Sometimes I wonder why the Torah likens embarrassing someone in public to murder. Why it is such a grievous offense? Of course, I realize embarrassing others is not a good thing to do, but aren't there worse transgressions that warrant the comparison to murder?

In an effort to get to the bottom of this, I conducted an informal poll. One of the interesting results of my less-than-scientific research was that anyone who has ever been embarrassed in public remembers it, no matter how trivial the matter, no matter how irrelevant the issue, and no matter how long ago it occurred.

I consider myself a case in point. Unlike my husband who claims to remember staring out from behind the bars of his crib, I don’t have a good memory for incidents of the past. It’s mostly a blur of emotional and psychological impressions, rarely detailed, infrequently specific. But I do vividly remember the details of an embarrassing incident in 6th grade. It was during a classroom spelling bee, two teams of 12-year-old students.

It was in the final moments of the bee and I got flustered and made a dumb mistake and spelled a word wrong, losing the spelling bee for our team. (Of course I remember the word – and the mistake. "Cathedral" which I spelled "cathredal" – in case you’re wondering.)

The teacher then hit me on the head with a book. It was just a light tap. Even in today’s more enlightened world, it wasn’t abuse.

But I was humiliated. It was mortifying.

I remember nothing else of 6th grade. But the memory of that embarrassment has lingered throughout my life.

I don’t remember what happened after that. I assume there was a mild celebration on behalf of the winning team and then we returned to our desks and back to our studies. I remember nothing else of 6th grade (or 5th for that matter). But the memory of that embarrassment has lingered, not even that buried in the dark recesses of my subconscious.

And that gives me pause. Because I think that such an important part of what the Torah is teaching us is to focus on the impact of our words or actions – all of them, even those that seem relatively small or insignificant. And to remember to treat other human beings with respect.

I don’t think that teacher meant to hurt me. I think he would be shocked to discover I’m writing about this incident today. But I do believe that if he would have thought before he acted, he wouldn’t have done it.

This idea struck me powerfully as we approach Yom Kippur. Sometimes when we look back on our year (or our lives!) we can’t find that one big mistake, that one gigantic faux pas, that one life-changing or devastating error. And that’s a good thing! But that doesn’t mean that we don’t have work to do. That doesn’t mean that we don’t have to examine our actions and make changes. Because it’s frequently the small things that make the difference, the small criticisms, the little teasing or “jokes” that hurt that most. And that’s where should put our focus, that’s where we all have room to grow. It takes small acts and words to build us up and equally small ones to tear us down.

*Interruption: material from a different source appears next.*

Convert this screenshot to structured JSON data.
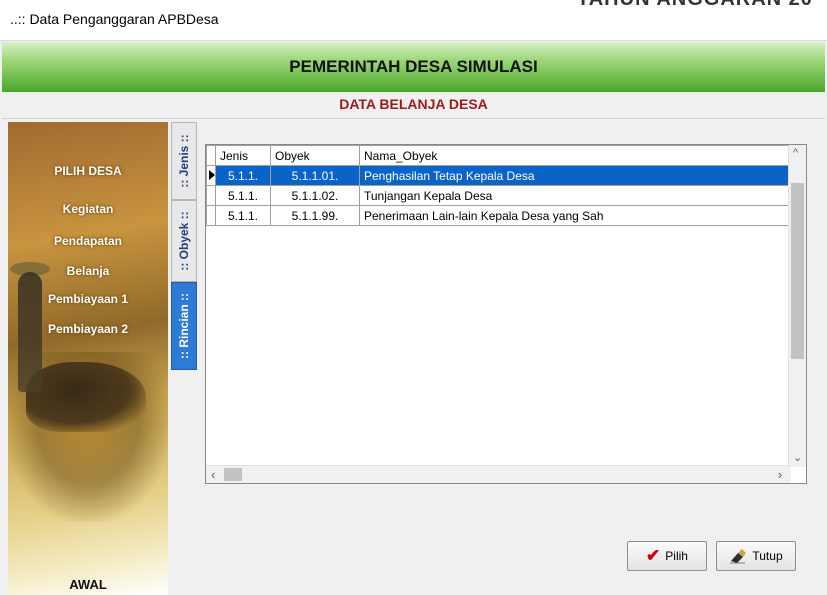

One of my daughters recently moved. As she was unpacking, the neighbors kept showing up – to introduce themselves, to invite her kids over to play, to deliver cinnamon buns. They made my daughter – and even more importantly her children, feel so welcome in their new neighborhood. None of those individual actions is so remarkable, but they each made a significant difference.

If we treat people with respect, like they count, like we see them as valuable individuals, we are less likely to be so insensitive as to embarrass them in public. And unfortunately, the converse is also true. Indifference leads to insensitivity which leads to...

If my 6th grade teacher had realized that his actions would be remembered and recorded 50 years later, he would have taken a minute to reflect before letting that book fall on my head. We can all determine where to make use of this lesson in our own lives.